    11. 1 2 Schaefer, Bradley E.; Tourtellotte, Suzanne W.; Rabinowitz, David L.; Schaefer, Martha W. (2008). "Nereid: Light curve for 1999–2006 and a scenario for its variations". Icarus . 196 (1): 225–240. arXiv: 0804.2835 . Bibcode:2008Icar..196..225S. doi:10.1016/j.icarus.2008.02.025. S2CID   119267757.
    12. 1 2 Grav, Tommy; Holman, Matthew J.; Fraser, Wesley C. (2004-09-20). "Photometry of Irregular Satellites of Uranus and Neptune". The Astrophysical Journal . 613 (1): L77–L80. arXiv: astro-ph/0405605 . Bibcode:2004ApJ...613L..77G. doi:10.1086/424997. S2CID   15706906.

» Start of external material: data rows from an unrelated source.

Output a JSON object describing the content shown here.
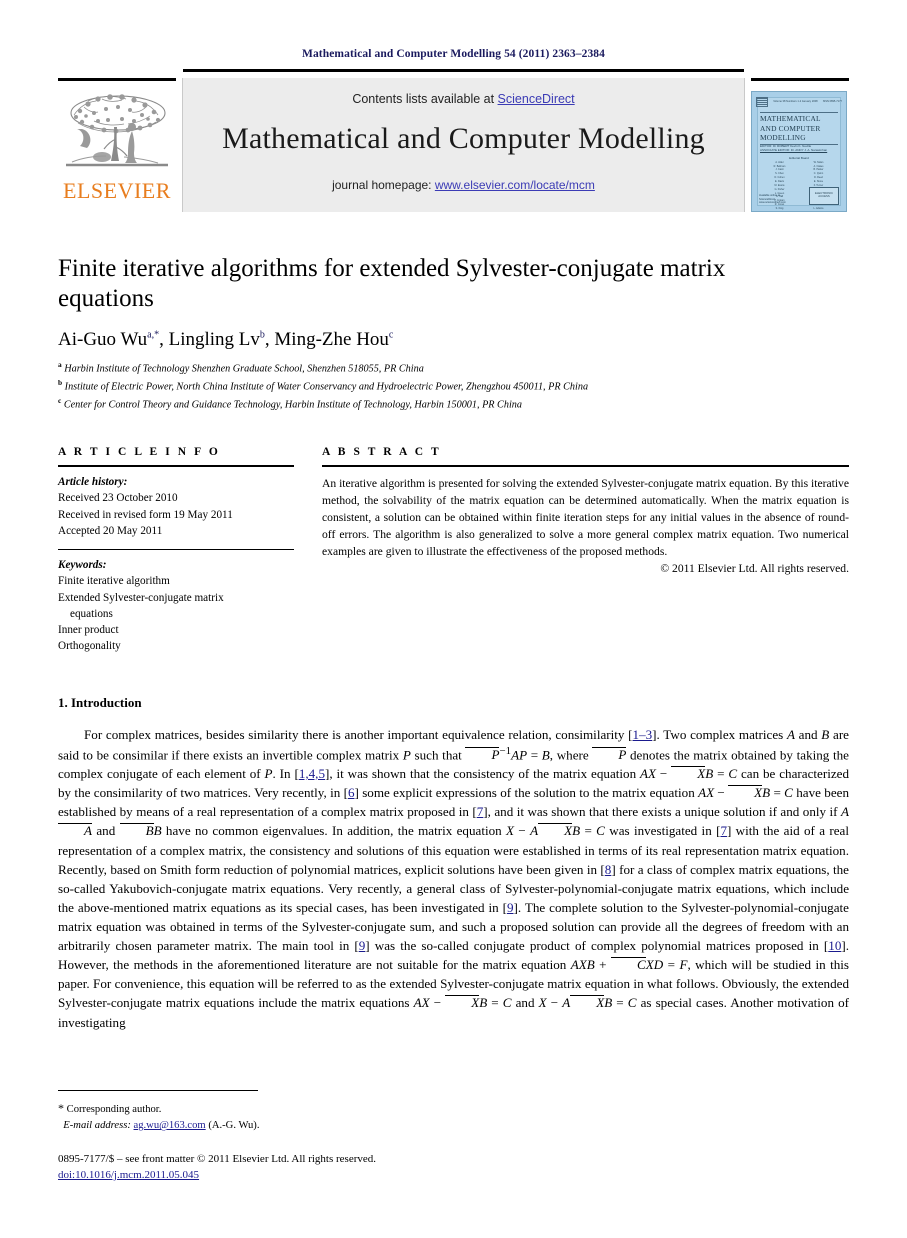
{
  "running_head": "Mathematical and Computer Modelling 54 (2011) 2363–2384",
  "masthead": {
    "contents_prefix": "Contents lists available at ",
    "sciencedirect": "ScienceDirect",
    "journal_title": "Mathematical and Computer Modelling",
    "homepage_prefix": "journal homepage: ",
    "homepage_url": "www.elsevier.com/locate/mcm",
    "publisher_wordmark": "ELSEVIER",
    "link_color": "#3b3bb5",
    "band_color": "#ececec",
    "elsevier_orange": "#e87d1e"
  },
  "cover": {
    "issue_line": "Volume 38 Numbers 1-2  January 2008",
    "issn_line": "ISSN 0895-7177",
    "title_line1": "MATHEMATICAL",
    "title_line2": "AND COMPUTER",
    "title_line3": "MODELLING",
    "editor_line1": "EDITOR: Dr ROBERT Kevin K. Neville",
    "editor_line2": "ASSOCIATE EDITOR: Dr. ANDY J. A. Narasimhan",
    "board_heading": "Editorial Board",
    "sd_line1": "Available online at",
    "sd_line2": "ScienceDirect",
    "sd_line3": "www.sciencedirect.com",
    "badge_line1": "ELECTRONIC",
    "badge_line2": "ACCESS",
    "bg_color": "#a9cfe8"
  },
  "paper": {
    "title": "Finite iterative algorithms for extended Sylvester-conjugate matrix equations",
    "authors": [
      {
        "name": "Ai-Guo Wu",
        "marks": "a,*"
      },
      {
        "name": "Lingling Lv",
        "marks": "b"
      },
      {
        "name": "Ming-Zhe Hou",
        "marks": "c"
      }
    ],
    "affiliations": [
      {
        "mark": "a",
        "text": "Harbin Institute of Technology Shenzhen Graduate School, Shenzhen 518055, PR China"
      },
      {
        "mark": "b",
        "text": "Institute of Electric Power, North China Institute of Water Conservancy and Hydroelectric Power, Zhengzhou 450011, PR China"
      },
      {
        "mark": "c",
        "text": "Center for Control Theory and Guidance Technology, Harbin Institute of Technology, Harbin 150001, PR China"
      }
    ]
  },
  "article_info": {
    "heading": "A R T I C L E    I N F O",
    "history_label": "Article history:",
    "history": [
      "Received 23 October 2010",
      "Received in revised form 19 May 2011",
      "Accepted 20 May 2011"
    ],
    "keywords_label": "Keywords:",
    "keywords": [
      "Finite iterative algorithm",
      "Extended Sylvester-conjugate matrix",
      "equations",
      "Inner product",
      "Orthogonality"
    ]
  },
  "abstract": {
    "heading": "A B S T R A C T",
    "text": "An iterative algorithm is presented for solving the extended Sylvester-conjugate matrix equation. By this iterative method, the solvability of the matrix equation can be determined automatically. When the matrix equation is consistent, a solution can be obtained within finite iteration steps for any initial values in the absence of round-off errors. The algorithm is also generalized to solve a more general complex matrix equation. Two numerical examples are given to illustrate the effectiveness of the proposed methods.",
    "copyright": "© 2011 Elsevier Ltd. All rights reserved."
  },
  "introduction": {
    "heading": "1. Introduction",
    "paragraph_parts": {
      "p1": "For complex matrices, besides similarity there is another important equivalence relation, consimilarity [",
      "r1": "1–3",
      "p2": "]. Two complex matrices ",
      "p3": " and ",
      "p4": " are said to be consimilar if there exists an invertible complex matrix ",
      "p5": " such that ",
      "p6": " denotes the matrix obtained by taking the complex conjugate of each element of ",
      "p7": ". In [",
      "r2": "1,4,5",
      "p8": "], it was shown that the consistency of the matrix equation ",
      "p9": " can be characterized by the consimilarity of two matrices. Very recently, in [",
      "r3": "6",
      "p10": "] some explicit expressions of the solution to the matrix equation ",
      "p11": " have been established by means of a real representation of a complex matrix proposed in [",
      "r4": "7",
      "p12": "], and it was shown that there exists a unique solution if and only if ",
      "p13": " have no common eigenvalues. In addition, the matrix equation ",
      "p14": " was investigated in [",
      "r5": "7",
      "p15": "] with the aid of a real representation of a complex matrix, the consistency and solutions of this equation were established in terms of its real representation matrix equation. Recently, based on Smith form reduction of polynomial matrices, explicit solutions have been given in [",
      "r6": "8",
      "p16": "] for a class of complex matrix equations, the so-called Yakubovich-conjugate matrix equations. Very recently, a general class of Sylvester-polynomial-conjugate matrix equations, which include the above-mentioned matrix equations as its special cases, has been investigated in [",
      "r7": "9",
      "p17": "]. The complete solution to the Sylvester-polynomial-conjugate matrix equation was obtained in terms of the Sylvester-conjugate sum, and such a proposed solution can provide all the degrees of freedom with an arbitrarily chosen parameter matrix. The main tool in [",
      "r8": "9",
      "p18": "] was the so-called conjugate product of complex polynomial matrices proposed in [",
      "r9": "10",
      "p19": "]. However, the methods in the aforementioned literature are not suitable for the matrix equation ",
      "p20": ", which will be studied in this paper. For convenience, this equation will be referred to as the extended Sylvester-conjugate matrix equation in what follows. Obviously, the extended Sylvester-conjugate matrix equations include the matrix equations ",
      "p21": " and ",
      "p22": " as special cases. Another motivation of investigating"
    }
  },
  "footer": {
    "corresponding_star": "*",
    "corresponding_text": "Corresponding author.",
    "email_label": "E-mail address:",
    "email": "ag.wu@163.com",
    "email_attrib": "(A.-G. Wu).",
    "issn_line": "0895-7177/$ – see front matter © 2011 Elsevier Ltd. All rights reserved.",
    "doi_line": "doi:10.1016/j.mcm.2011.05.045"
  }
}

    13. 1 2 3 4 Brown, Michael E.; Koresko, Christopher D.; Blake, Geoffrey A. (December 1998). "Detection of Water Ice on Nereid". The Astrophysical Journal . 508 (2): L175–L176. Bibcode:1998ApJ...508L.175B. CiteSeerX . doi:10.1086/311741. PMID   11542819.
    14. Jacobson, R. A. (3 April 2009). "The Orbits of the Neptunian Satellites and the Orientation of the Pole of Neptune". The Astronomical Journal . 137 (5): 4322–4329. Bibcode:2009AJ....137.4322J. doi: 10.1088/0004-6256/137/5/4322 .
    15. Brozović, M.; Showalter, M. R.; Jacobson, R. A.; French, R. S.; Lissauer, J. J.; de Pater, I. (March 2020). "Orbits and resonances of the regular moons of Neptune". Icarus. 338: 113462. arXiv: 1910.13612 . Bibcode:2020Icar..33813462B. doi:10.1016/j.icarus.2019.113462. S2CID   204960799.
    16. Williams, I.P.; Jones, D.H.P.; Taylor, D.B. (1991). "The rotation period of Nereid". Monthly Notices of the Royal Astronomical Society . 250: 1P–2P. Bibcode:1991MNRAS.250P...1W. doi: 10.1093/mnras/250.1.1p .
    17. Jones, Brian (1991). Exploring the Planets. Italy: W.H. Smith. pp.  59. ISBN   978-0-8317-6975-8.
    18. 1 2 Jacobson, R.A. (1991). "Triton and Nereid astrographic observations from Voyager 2". Astronomy and Astrophysics Supplement Series. 90 (3): 541–563. Bibcode:1991A&AS...90..541J.
    19. "PIA00054: Nereid". NASA. 1996-01-29. Retrieved 2009-11-08.